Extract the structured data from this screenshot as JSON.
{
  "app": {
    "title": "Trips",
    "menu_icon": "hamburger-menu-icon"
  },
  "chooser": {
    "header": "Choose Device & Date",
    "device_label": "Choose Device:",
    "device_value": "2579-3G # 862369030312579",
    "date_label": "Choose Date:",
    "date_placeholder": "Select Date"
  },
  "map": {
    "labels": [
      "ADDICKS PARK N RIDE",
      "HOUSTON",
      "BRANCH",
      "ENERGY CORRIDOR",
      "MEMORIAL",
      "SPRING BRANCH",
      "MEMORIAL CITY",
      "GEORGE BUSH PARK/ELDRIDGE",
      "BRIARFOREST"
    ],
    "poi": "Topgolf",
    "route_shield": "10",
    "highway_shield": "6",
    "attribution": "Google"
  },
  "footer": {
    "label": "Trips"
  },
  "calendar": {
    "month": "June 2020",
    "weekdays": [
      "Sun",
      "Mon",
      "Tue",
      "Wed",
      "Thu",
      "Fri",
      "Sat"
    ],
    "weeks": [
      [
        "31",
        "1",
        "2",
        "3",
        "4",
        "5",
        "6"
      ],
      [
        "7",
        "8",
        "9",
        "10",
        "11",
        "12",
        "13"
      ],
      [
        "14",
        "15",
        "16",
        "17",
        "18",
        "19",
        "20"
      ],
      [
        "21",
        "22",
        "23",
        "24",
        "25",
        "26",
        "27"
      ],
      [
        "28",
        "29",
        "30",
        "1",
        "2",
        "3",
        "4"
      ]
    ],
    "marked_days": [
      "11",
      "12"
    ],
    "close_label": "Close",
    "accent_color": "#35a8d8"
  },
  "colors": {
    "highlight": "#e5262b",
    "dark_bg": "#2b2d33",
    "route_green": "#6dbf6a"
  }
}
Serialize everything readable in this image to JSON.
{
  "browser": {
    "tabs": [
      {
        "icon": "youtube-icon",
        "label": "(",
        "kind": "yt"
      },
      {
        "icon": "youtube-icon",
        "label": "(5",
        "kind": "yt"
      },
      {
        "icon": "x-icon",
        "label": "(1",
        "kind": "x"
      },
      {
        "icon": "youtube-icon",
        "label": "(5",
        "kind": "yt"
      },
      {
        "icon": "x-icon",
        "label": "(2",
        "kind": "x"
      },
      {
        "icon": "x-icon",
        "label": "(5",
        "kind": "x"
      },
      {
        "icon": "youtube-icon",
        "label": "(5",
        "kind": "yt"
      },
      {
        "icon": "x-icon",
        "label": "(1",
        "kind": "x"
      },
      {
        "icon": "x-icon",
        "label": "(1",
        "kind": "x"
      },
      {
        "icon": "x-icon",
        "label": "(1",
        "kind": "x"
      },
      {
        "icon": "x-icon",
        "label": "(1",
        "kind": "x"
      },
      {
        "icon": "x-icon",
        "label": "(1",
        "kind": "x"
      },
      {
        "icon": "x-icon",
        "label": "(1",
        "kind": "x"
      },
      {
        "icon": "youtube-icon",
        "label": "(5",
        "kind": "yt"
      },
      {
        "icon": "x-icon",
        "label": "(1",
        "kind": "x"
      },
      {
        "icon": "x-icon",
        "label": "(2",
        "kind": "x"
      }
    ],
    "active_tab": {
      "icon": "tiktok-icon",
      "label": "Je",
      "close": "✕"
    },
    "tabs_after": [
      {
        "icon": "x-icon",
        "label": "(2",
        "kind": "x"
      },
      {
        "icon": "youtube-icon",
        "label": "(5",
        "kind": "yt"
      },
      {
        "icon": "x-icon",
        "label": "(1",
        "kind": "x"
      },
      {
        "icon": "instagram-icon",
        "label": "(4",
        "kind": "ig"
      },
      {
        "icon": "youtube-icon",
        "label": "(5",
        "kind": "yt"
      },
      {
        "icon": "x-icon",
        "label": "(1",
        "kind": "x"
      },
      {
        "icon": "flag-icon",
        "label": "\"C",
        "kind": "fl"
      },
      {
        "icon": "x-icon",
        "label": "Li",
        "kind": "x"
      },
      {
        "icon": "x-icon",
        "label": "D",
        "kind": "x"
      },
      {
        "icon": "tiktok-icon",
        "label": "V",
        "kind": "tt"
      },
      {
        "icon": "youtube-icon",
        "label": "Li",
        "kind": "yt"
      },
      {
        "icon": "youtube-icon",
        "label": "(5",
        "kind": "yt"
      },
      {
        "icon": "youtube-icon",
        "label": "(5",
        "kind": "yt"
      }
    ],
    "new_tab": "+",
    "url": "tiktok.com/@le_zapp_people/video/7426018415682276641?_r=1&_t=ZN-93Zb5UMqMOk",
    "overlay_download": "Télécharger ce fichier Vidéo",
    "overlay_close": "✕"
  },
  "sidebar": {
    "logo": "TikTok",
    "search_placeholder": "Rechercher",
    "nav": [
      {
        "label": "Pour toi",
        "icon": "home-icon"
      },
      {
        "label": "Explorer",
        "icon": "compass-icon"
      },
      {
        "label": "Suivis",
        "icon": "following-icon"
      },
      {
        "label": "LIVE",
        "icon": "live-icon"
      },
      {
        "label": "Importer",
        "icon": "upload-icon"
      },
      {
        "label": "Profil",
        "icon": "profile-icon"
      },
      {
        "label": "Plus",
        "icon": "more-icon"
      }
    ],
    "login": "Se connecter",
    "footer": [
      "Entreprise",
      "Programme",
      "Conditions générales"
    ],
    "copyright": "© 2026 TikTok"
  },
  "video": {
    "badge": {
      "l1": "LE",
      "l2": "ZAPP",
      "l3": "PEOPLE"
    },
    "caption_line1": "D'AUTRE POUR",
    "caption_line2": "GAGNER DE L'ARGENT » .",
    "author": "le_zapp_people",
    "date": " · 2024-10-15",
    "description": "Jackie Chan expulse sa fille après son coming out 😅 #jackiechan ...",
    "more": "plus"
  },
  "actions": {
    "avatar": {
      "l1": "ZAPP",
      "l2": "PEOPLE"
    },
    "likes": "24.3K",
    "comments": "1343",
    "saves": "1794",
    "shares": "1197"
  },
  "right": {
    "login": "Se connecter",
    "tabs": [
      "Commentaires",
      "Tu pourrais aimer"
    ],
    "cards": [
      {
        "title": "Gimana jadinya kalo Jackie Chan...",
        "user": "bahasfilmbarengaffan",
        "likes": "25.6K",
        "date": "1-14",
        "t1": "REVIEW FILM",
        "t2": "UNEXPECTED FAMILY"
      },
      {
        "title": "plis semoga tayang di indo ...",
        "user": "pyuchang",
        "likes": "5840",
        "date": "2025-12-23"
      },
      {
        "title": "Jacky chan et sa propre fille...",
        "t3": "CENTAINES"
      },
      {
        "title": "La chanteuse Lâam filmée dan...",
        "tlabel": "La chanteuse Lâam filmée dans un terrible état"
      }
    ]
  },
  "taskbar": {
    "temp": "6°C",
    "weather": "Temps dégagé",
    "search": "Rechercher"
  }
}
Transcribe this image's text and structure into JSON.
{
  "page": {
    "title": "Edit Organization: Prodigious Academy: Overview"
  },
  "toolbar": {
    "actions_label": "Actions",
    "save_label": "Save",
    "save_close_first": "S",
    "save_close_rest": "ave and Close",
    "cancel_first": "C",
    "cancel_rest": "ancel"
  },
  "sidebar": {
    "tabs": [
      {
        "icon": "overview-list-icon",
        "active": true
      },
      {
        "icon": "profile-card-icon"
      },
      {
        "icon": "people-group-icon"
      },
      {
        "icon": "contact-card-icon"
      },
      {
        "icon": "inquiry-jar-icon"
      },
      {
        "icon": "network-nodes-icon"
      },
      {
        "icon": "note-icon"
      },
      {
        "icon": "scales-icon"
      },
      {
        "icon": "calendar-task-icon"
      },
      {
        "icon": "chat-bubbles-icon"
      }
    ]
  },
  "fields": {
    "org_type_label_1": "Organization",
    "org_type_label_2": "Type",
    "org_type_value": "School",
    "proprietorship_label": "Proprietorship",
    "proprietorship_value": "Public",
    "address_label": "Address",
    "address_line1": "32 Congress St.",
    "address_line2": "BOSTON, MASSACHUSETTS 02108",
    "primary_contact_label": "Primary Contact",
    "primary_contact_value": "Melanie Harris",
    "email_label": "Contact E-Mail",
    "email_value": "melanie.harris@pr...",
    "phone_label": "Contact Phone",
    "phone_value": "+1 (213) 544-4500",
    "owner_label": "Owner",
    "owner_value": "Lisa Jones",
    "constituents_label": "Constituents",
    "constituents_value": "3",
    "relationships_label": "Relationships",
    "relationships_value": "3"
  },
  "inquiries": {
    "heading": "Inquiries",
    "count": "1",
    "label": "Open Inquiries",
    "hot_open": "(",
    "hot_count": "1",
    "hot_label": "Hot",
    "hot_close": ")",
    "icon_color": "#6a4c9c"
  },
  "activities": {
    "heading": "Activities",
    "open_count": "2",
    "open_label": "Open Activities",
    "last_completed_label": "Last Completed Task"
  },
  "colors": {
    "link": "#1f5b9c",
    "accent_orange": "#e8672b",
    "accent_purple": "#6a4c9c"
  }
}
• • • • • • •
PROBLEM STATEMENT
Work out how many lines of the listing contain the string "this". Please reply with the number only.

EXERCISE RESULT
3